The purpose of the just-in-time inventory management model is to lower on-hand inventory volumes and, as a result, reduce stock holding costs and eliminate the risk of deadstock. The Just in time approach is suitable for businesses that are capable of handling shorter production cycles.  


Before adopting the JIT method for inventory control practices, businesses should ensure the following:

  • Suppliers are reliable and will ensure on-time delivery of products. 
  • The business has a clear and thorough understanding of sales cycles and accurately forecasts demands and potential fluctuations. 
  • The order fulfillment system allows receiving customer orders on time.


The fact that the inventory is purchased right before the planned distribution or sale times makes the JIT method risky.

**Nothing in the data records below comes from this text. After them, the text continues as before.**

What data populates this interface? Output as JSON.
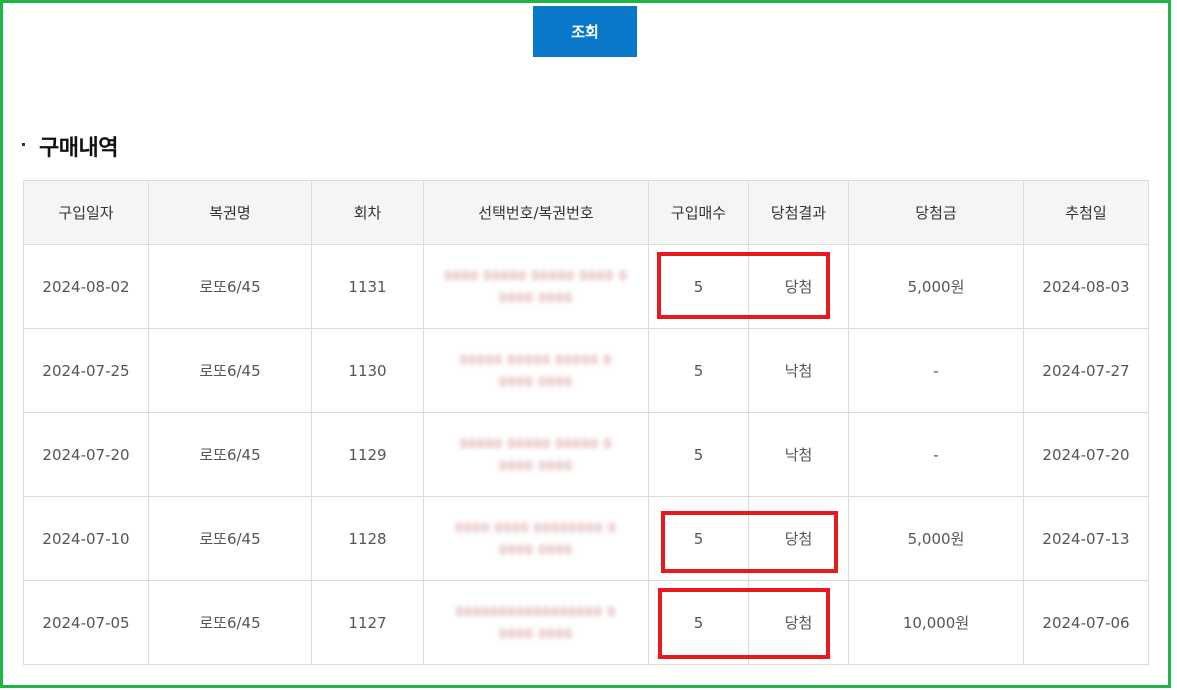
{
  "search": {
    "button_label": "조회"
  },
  "section": {
    "title": "구매내역"
  },
  "table": {
    "headers": [
      "구입일자",
      "복권명",
      "회차",
      "선택번호/복권번호",
      "구입매수",
      "당첨결과",
      "당첨금",
      "추첨일"
    ],
    "rows": [
      {
        "date": "2024-08-02",
        "name": "로또6/45",
        "round": "1131",
        "numbers_line1": "0000 00000 00000 0000 0",
        "numbers_line2": "0000 0000",
        "qty": "5",
        "result": "당첨",
        "prize": "5,000원",
        "draw_date": "2024-08-03"
      },
      {
        "date": "2024-07-25",
        "name": "로또6/45",
        "round": "1130",
        "numbers_line1": "00000 00000 00000 0",
        "numbers_line2": "0000 0000",
        "qty": "5",
        "result": "낙첨",
        "prize": "-",
        "draw_date": "2024-07-27"
      },
      {
        "date": "2024-07-20",
        "name": "로또6/45",
        "round": "1129",
        "numbers_line1": "00000 00000 00000 0",
        "numbers_line2": "0000 0000",
        "qty": "5",
        "result": "낙첨",
        "prize": "-",
        "draw_date": "2024-07-20"
      },
      {
        "date": "2024-07-10",
        "name": "로또6/45",
        "round": "1128",
        "numbers_line1": "0000 0000 00000000 0",
        "numbers_line2": "0000 0000",
        "qty": "5",
        "result": "당첨",
        "prize": "5,000원",
        "draw_date": "2024-07-13"
      },
      {
        "date": "2024-07-05",
        "name": "로또6/45",
        "round": "1127",
        "numbers_line1": "00000000000000000 0",
        "numbers_line2": "0000 0000",
        "qty": "5",
        "result": "당첨",
        "prize": "10,000원",
        "draw_date": "2024-07-06"
      }
    ]
  },
  "colors": {
    "frame": "#1db345",
    "button": "#0a78c8",
    "highlight": "#e8191c"
  }
}
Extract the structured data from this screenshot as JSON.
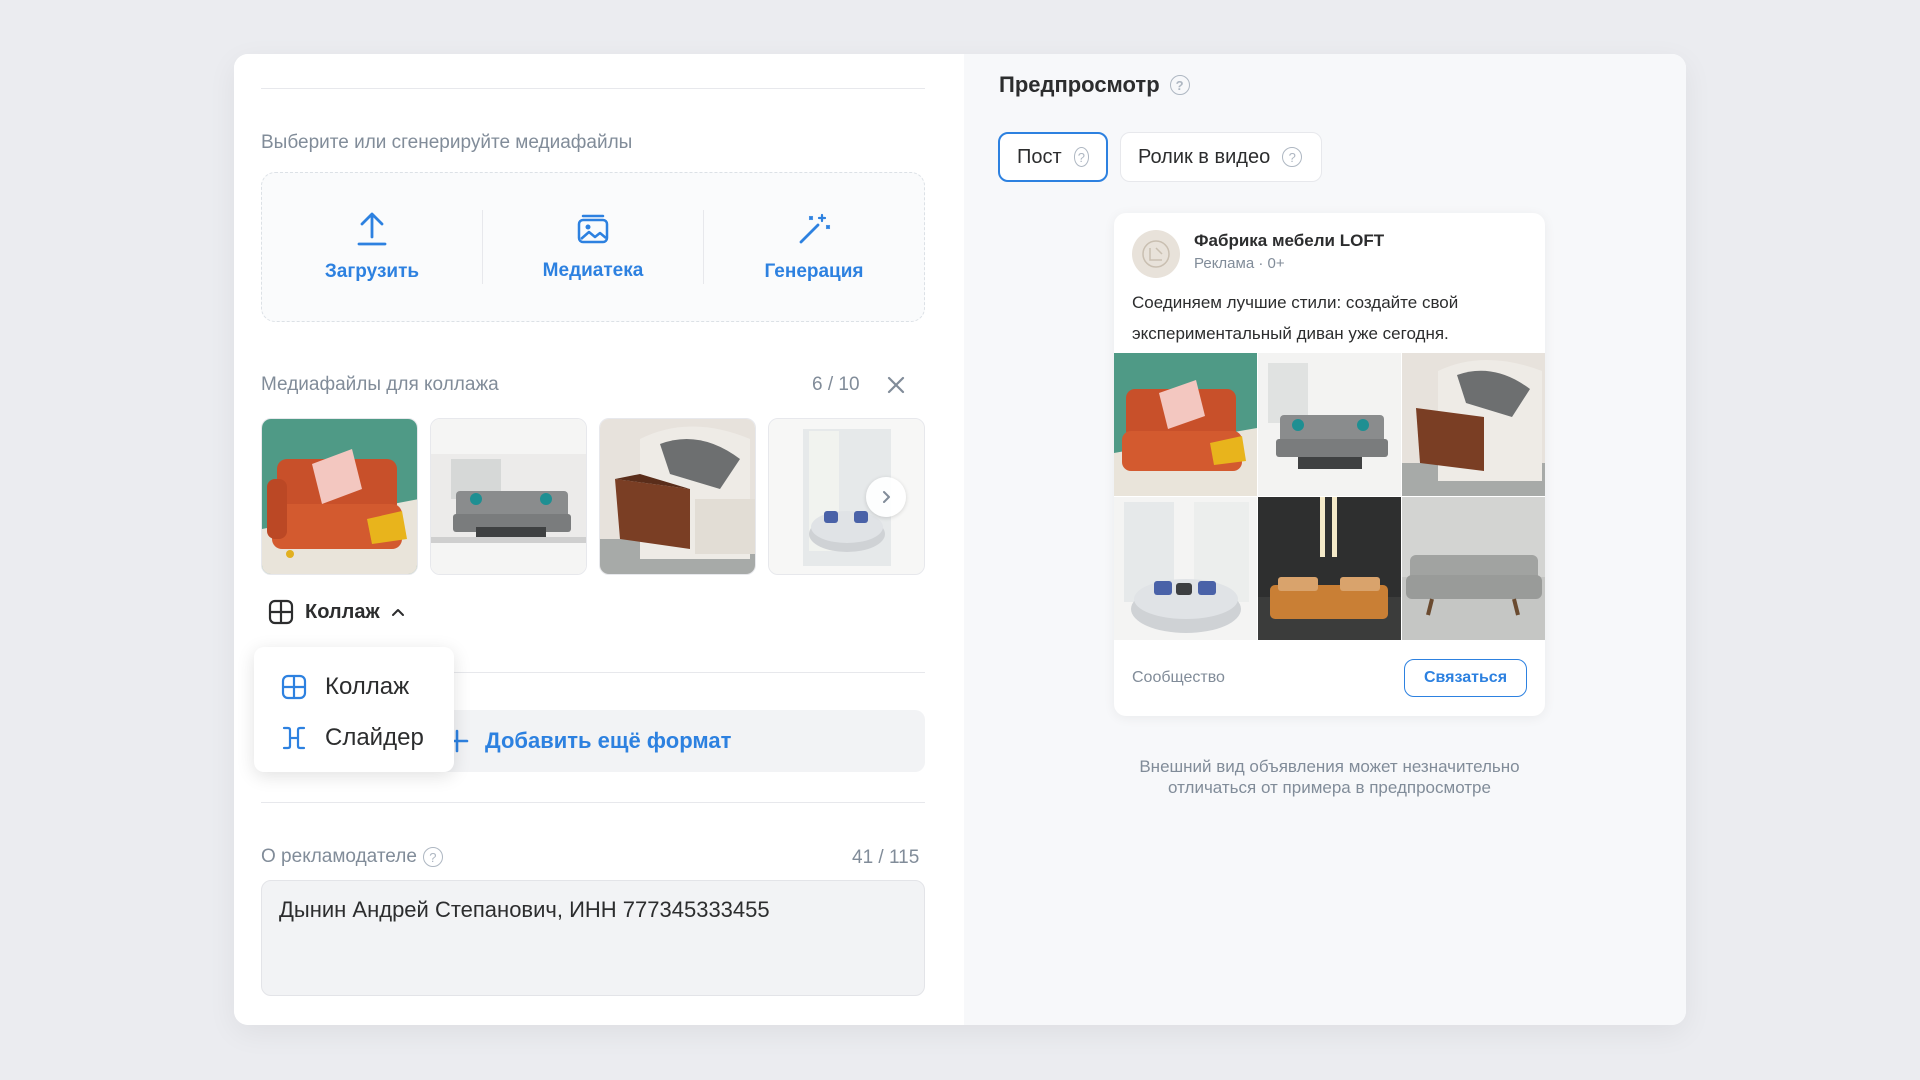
{
  "left": {
    "media_select_label": "Выберите или сгенерируйте медиафайлы",
    "media_buttons": [
      {
        "label": "Загрузить",
        "icon": "upload-icon"
      },
      {
        "label": "Медиатека",
        "icon": "image-library-icon"
      },
      {
        "label": "Генерация",
        "icon": "magic-wand-icon"
      }
    ],
    "collage_files_label": "Медиафайлы для коллажа",
    "collage_count": "6 / 10",
    "thumbnails": [
      "orange-sofa",
      "grey-sofa-room",
      "sofa-wooden-armrest",
      "round-chair"
    ],
    "format_selected": "Коллаж",
    "format_options": [
      {
        "label": "Коллаж",
        "icon": "collage-icon"
      },
      {
        "label": "Слайдер",
        "icon": "slider-icon"
      }
    ],
    "add_format_label": "Добавить ещё формат",
    "advertiser_label": "О рекламодателе",
    "advertiser_count": "41 / 115",
    "advertiser_value": "Дынин Андрей Степанович, ИНН 777345333455"
  },
  "preview": {
    "title": "Предпросмотр",
    "tabs": [
      {
        "label": "Пост",
        "active": true
      },
      {
        "label": "Ролик в видео",
        "active": false
      }
    ],
    "post": {
      "author": "Фабрика мебели LOFT",
      "meta": "Реклама · 0+",
      "text": "Соединяем лучшие стили: создайте свой экспериментальный диван уже сегодня.",
      "footer_label": "Сообщество",
      "button_label": "Связаться"
    },
    "disclaimer": "Внешний вид объявления может незначительно отличаться от примера в предпросмотре"
  },
  "colors": {
    "accent": "#2d81e0",
    "muted": "#818c99",
    "background": "#ebecf0"
  }
}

Generally speaking, the consignment approach refers to selling something on someone else’s behalf. During a consignment sale, a wholesaler (consignor) provides stock to a retailer (consignee), but the payment does not follow immediately. The retailer shows the goods on its shelves and pays back to the wholesaler when the final customer makes the purchase. 


The main terms to consider before entering into consignment sales include the following:


  • Clarifications of return, transportation, and insurance policies.
  • Expected sales commission from the purchase price. 


From the point of view of a retailer, the main advantage of buying on consignment is the reduced inventory risk. A retailer can return the stock to the wholesaler if the stock fails to get sold. This model is also low-cost and low-risk for the retailers since they do not need to purchase the inventory.


The method also has its disadvantages. There is a risk of ending with 0 sales for which security, storage, and other holding costs are made. Moreover, because the stock is under the physical control of a retailer, the financial risks in case of theft or damage are covered by them. 




Each inventory control model has its advantages and disadvantages, and there are no perfect inventory management methods.


Depending on a business’ profile and characteristics of stock, best-suiting inventory control methods differ among companies. When choosing stock management methods, the primary goal should be to reduce costs and increase sales volumes.